» ASSIGNED TASK: What is the number of lines below that include the string "title"? Provide that number alone.

» INFORMATION SHOWN:

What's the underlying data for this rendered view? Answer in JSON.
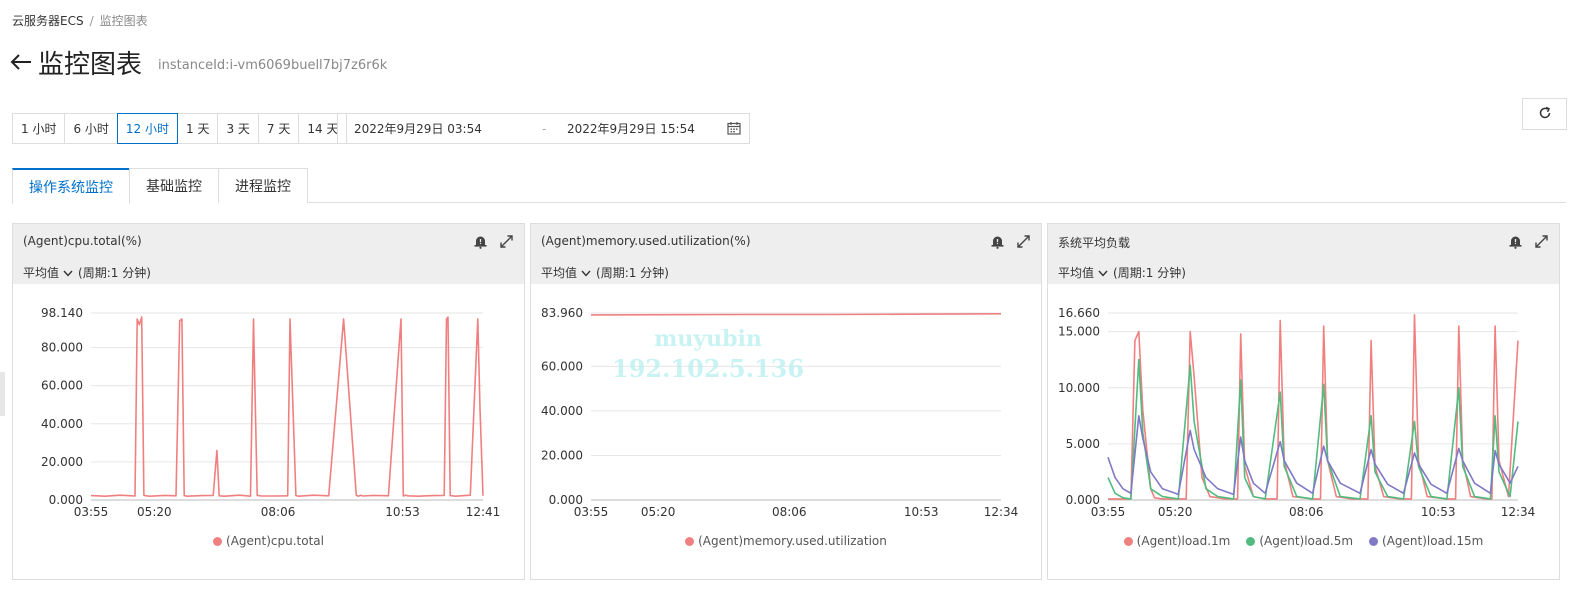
{
  "breadcrumb": {
    "root": "云服务器ECS",
    "sep": "/",
    "current": "监控图表"
  },
  "header": {
    "title": "监控图表",
    "instance": "instanceId:i-vm6069buell7bj7z6r6k"
  },
  "time_ranges": [
    "1 小时",
    "6 小时",
    "12 小时",
    "1 天",
    "3 天",
    "7 天",
    "14 天"
  ],
  "time_range_selected": "12 小时",
  "date_range": {
    "start": "2022年9月29日 03:54",
    "dash": "-",
    "end": "2022年9月29日 15:54"
  },
  "tabs": [
    "操作系统监控",
    "基础监控",
    "进程监控"
  ],
  "active_tab": "操作系统监控",
  "watermark": {
    "line1": "muyubin",
    "line2": "192.102.5.136"
  },
  "icons": {
    "refresh": "refresh-icon",
    "calendar": "calendar-icon",
    "bell": "alarm-bell-icon",
    "expand": "expand-icon",
    "back": "back-arrow-icon"
  },
  "panels": [
    {
      "title": "(Agent)cpu.total(%)",
      "aggregation": "平均值",
      "period": "(周期:1 分钟)",
      "legend": [
        {
          "name": "(Agent)cpu.total",
          "color": "#f08080"
        }
      ]
    },
    {
      "title": "(Agent)memory.used.utilization(%)",
      "aggregation": "平均值",
      "period": "(周期:1 分钟)",
      "legend": [
        {
          "name": "(Agent)memory.used.utilization",
          "color": "#f08080"
        }
      ]
    },
    {
      "title": "系统平均负载",
      "aggregation": "平均值",
      "period": "(周期:1 分钟)",
      "legend": [
        {
          "name": "(Agent)load.1m",
          "color": "#f08080"
        },
        {
          "name": "(Agent)load.5m",
          "color": "#52bb7f"
        },
        {
          "name": "(Agent)load.15m",
          "color": "#7f79c6"
        }
      ]
    }
  ],
  "chart_data": [
    {
      "type": "line",
      "ylim": [
        0,
        98.14
      ],
      "yticks": [
        "98.140",
        "80.000",
        "60.000",
        "40.000",
        "20.000",
        "0.000"
      ],
      "ytick_values": [
        98.14,
        80,
        60,
        40,
        20,
        0
      ],
      "xticks": [
        "03:55",
        "05:20",
        "08:06",
        "10:53",
        "12:41"
      ],
      "xtick_minutes": [
        1,
        86,
        252,
        419,
        527
      ],
      "grid": true,
      "x_domain": [
        1,
        527
      ],
      "series": [
        {
          "name": "(Agent)cpu.total",
          "color": "#f08080",
          "x": [
            1,
            20,
            40,
            60,
            63,
            66,
            69,
            72,
            75,
            80,
            100,
            115,
            120,
            123,
            126,
            130,
            150,
            165,
            170,
            173,
            180,
            200,
            215,
            219,
            224,
            230,
            250,
            265,
            268,
            272,
            276,
            280,
            300,
            320,
            340,
            357,
            360,
            363,
            366,
            380,
            400,
            417,
            420,
            423,
            426,
            440,
            460,
            475,
            478,
            480,
            483,
            490,
            510,
            520,
            523,
            527
          ],
          "y": [
            2.3,
            2.0,
            2.5,
            2.1,
            95,
            92,
            96,
            2.5,
            2.2,
            2.0,
            2.4,
            2.2,
            94,
            95,
            2.3,
            2.0,
            2.3,
            2.4,
            26,
            2.2,
            2.0,
            2.5,
            2.0,
            95,
            2.4,
            2.1,
            2.1,
            2.2,
            95,
            48,
            2.3,
            2.0,
            2.5,
            2.2,
            95,
            2.4,
            2.0,
            2.5,
            2.1,
            2.4,
            2.2,
            95,
            2.1,
            2.5,
            2.2,
            2.0,
            2.3,
            2.4,
            95,
            96,
            2.3,
            2.0,
            2.5,
            95,
            48,
            2.2
          ]
        }
      ]
    },
    {
      "type": "line",
      "ylim": [
        0,
        83.96
      ],
      "yticks": [
        "83.960",
        "60.000",
        "40.000",
        "20.000",
        "0.000"
      ],
      "ytick_values": [
        83.96,
        60,
        40,
        20,
        0
      ],
      "xticks": [
        "03:55",
        "05:20",
        "08:06",
        "10:53",
        "12:34"
      ],
      "xtick_minutes": [
        1,
        86,
        252,
        419,
        520
      ],
      "grid": true,
      "x_domain": [
        1,
        520
      ],
      "series": [
        {
          "name": "(Agent)memory.used.utilization",
          "color": "#f08080",
          "x": [
            1,
            100,
            200,
            300,
            400,
            520
          ],
          "y": [
            83.1,
            83.2,
            83.3,
            83.3,
            83.4,
            83.6
          ]
        }
      ]
    },
    {
      "type": "line",
      "ylim": [
        0,
        16.66
      ],
      "yticks": [
        "16.660",
        "15.000",
        "10.000",
        "5.000",
        "0.000"
      ],
      "ytick_values": [
        16.66,
        15,
        10,
        5,
        0
      ],
      "xticks": [
        "03:55",
        "05:20",
        "08:06",
        "10:53",
        "12:34"
      ],
      "xtick_minutes": [
        1,
        86,
        252,
        419,
        520
      ],
      "grid": true,
      "x_domain": [
        1,
        520
      ],
      "series": [
        {
          "name": "(Agent)load.1m",
          "color": "#f08080",
          "x": [
            1,
            30,
            35,
            40,
            45,
            55,
            60,
            70,
            100,
            105,
            110,
            120,
            130,
            150,
            165,
            169,
            174,
            185,
            200,
            215,
            219,
            224,
            235,
            260,
            270,
            274,
            279,
            290,
            310,
            330,
            334,
            339,
            350,
            370,
            385,
            389,
            394,
            405,
            430,
            441,
            445,
            450,
            460,
            480,
            487,
            491,
            496,
            508,
            520
          ],
          "y": [
            0.1,
            0.1,
            14.2,
            15.0,
            8.0,
            1.0,
            0.2,
            0.1,
            0.1,
            15.0,
            11.0,
            2.0,
            0.3,
            0.1,
            0.1,
            14.8,
            3.0,
            0.3,
            0.1,
            0.1,
            16.0,
            3.5,
            0.3,
            0.1,
            0.1,
            15.5,
            3.5,
            0.3,
            0.1,
            0.1,
            14.2,
            3.0,
            0.3,
            0.1,
            0.1,
            16.5,
            3.5,
            0.3,
            0.1,
            0.1,
            15.5,
            3.5,
            0.3,
            0.1,
            0.1,
            15.5,
            3.5,
            0.3,
            14.2
          ]
        },
        {
          "name": "(Agent)load.5m",
          "color": "#52bb7f",
          "x": [
            1,
            10,
            20,
            30,
            40,
            45,
            55,
            70,
            90,
            105,
            110,
            125,
            140,
            160,
            169,
            174,
            185,
            200,
            219,
            224,
            240,
            260,
            274,
            279,
            295,
            320,
            334,
            339,
            355,
            375,
            389,
            394,
            410,
            430,
            445,
            450,
            465,
            485,
            491,
            496,
            510,
            520
          ],
          "y": [
            2.0,
            0.6,
            0.2,
            0.1,
            12.5,
            6.0,
            1.0,
            0.3,
            0.1,
            12.0,
            7.0,
            1.0,
            0.3,
            0.1,
            10.7,
            2.0,
            0.3,
            0.1,
            9.6,
            3.0,
            0.3,
            0.1,
            10.3,
            3.5,
            0.3,
            0.1,
            7.5,
            2.5,
            0.3,
            0.1,
            7.0,
            3.0,
            0.3,
            0.1,
            10.0,
            3.0,
            0.3,
            0.1,
            7.5,
            2.5,
            0.3,
            7.0
          ]
        },
        {
          "name": "(Agent)load.15m",
          "color": "#7f79c6",
          "x": [
            1,
            10,
            20,
            30,
            40,
            45,
            55,
            70,
            90,
            105,
            110,
            125,
            140,
            160,
            169,
            174,
            185,
            200,
            219,
            224,
            240,
            260,
            274,
            279,
            295,
            320,
            334,
            339,
            355,
            375,
            389,
            394,
            410,
            430,
            445,
            450,
            465,
            485,
            491,
            496,
            510,
            520
          ],
          "y": [
            3.8,
            2.0,
            1.0,
            0.6,
            7.5,
            5.5,
            2.5,
            1.0,
            0.5,
            6.2,
            4.5,
            2.0,
            1.0,
            0.5,
            5.6,
            3.5,
            1.5,
            0.6,
            5.2,
            3.5,
            1.5,
            0.6,
            4.8,
            3.5,
            1.5,
            0.6,
            4.5,
            3.2,
            1.4,
            0.6,
            4.2,
            3.2,
            1.4,
            0.6,
            4.6,
            3.5,
            1.5,
            0.6,
            4.4,
            3.2,
            1.5,
            3.0
          ]
        }
      ]
    }
  ]
}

» WORKED SOLUTION: 4